(Records contained in a dataset)
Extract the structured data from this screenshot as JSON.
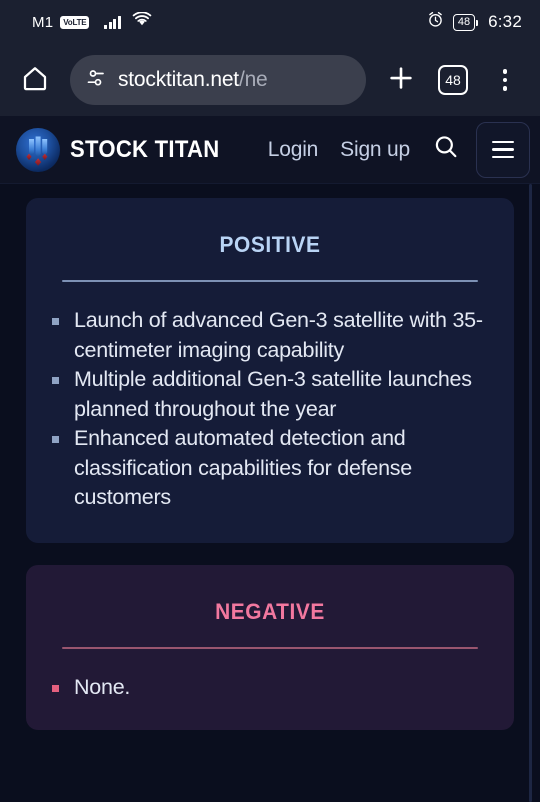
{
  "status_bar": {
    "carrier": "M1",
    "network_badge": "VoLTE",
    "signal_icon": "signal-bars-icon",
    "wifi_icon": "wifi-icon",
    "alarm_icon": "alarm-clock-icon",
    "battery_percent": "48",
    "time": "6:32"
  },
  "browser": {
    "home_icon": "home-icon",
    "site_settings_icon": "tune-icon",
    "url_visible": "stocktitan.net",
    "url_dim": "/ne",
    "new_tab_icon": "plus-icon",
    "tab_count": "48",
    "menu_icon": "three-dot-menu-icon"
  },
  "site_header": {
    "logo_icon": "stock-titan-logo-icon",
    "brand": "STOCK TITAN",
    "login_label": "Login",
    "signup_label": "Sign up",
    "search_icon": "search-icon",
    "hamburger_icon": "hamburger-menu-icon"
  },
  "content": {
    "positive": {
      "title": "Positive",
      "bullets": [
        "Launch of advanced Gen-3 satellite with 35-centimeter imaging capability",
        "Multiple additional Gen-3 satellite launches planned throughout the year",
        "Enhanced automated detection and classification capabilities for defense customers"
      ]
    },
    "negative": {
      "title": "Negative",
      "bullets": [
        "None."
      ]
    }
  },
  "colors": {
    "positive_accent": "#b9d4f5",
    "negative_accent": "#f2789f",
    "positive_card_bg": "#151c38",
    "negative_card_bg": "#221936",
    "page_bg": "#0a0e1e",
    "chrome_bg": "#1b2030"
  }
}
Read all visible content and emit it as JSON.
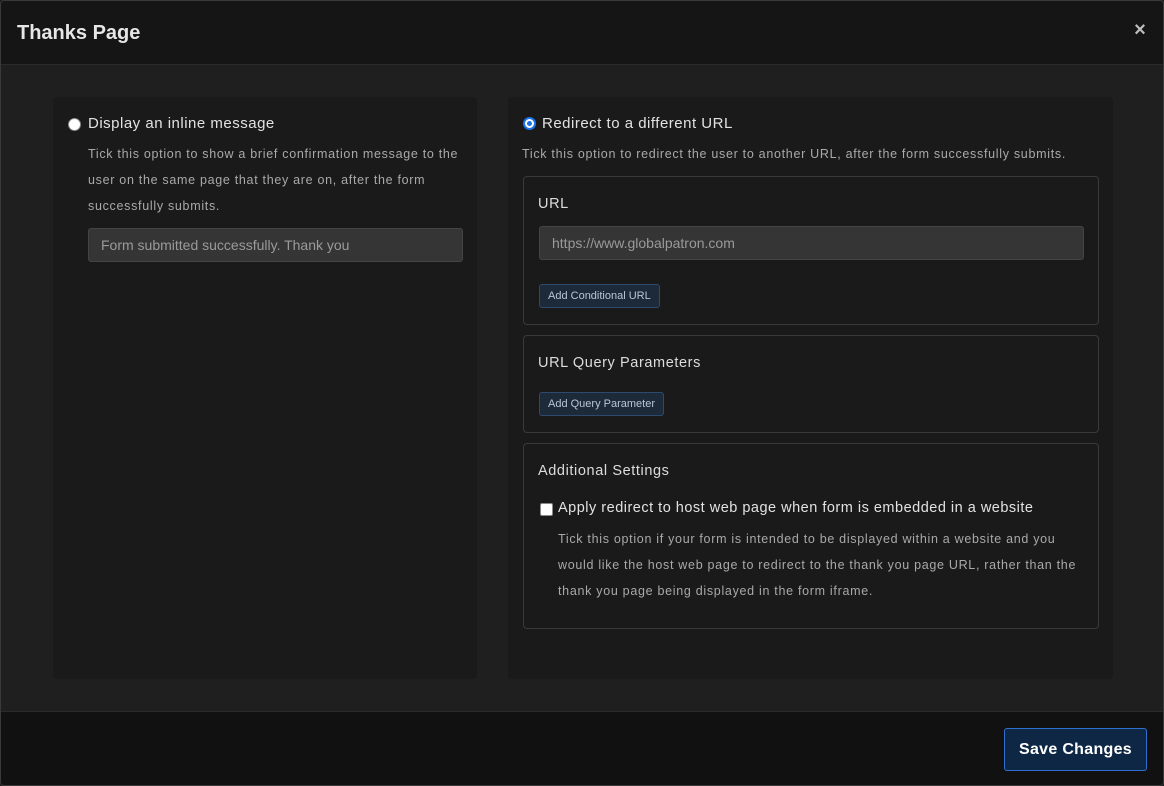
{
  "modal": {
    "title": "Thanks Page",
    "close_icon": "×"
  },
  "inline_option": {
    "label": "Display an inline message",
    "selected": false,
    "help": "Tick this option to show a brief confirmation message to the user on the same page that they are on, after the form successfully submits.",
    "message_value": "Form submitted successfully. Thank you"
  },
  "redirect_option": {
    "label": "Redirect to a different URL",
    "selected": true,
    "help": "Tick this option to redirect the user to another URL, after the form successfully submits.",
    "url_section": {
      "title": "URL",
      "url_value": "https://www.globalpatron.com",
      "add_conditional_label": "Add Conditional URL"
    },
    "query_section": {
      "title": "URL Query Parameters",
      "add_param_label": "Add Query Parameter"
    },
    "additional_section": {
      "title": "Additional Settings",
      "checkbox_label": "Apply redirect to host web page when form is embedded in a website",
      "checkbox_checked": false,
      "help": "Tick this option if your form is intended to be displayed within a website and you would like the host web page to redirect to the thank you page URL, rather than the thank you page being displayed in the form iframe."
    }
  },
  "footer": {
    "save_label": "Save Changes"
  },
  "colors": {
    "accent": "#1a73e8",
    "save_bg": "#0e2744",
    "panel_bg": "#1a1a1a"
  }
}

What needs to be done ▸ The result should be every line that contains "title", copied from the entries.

Task solution ▸
      "title": "Positive",
      "title": "Negative",
    "title": "Thanks Page",
      "title": "URL",
      "title": "URL Query Parameters",
      "title": "Additional Settings",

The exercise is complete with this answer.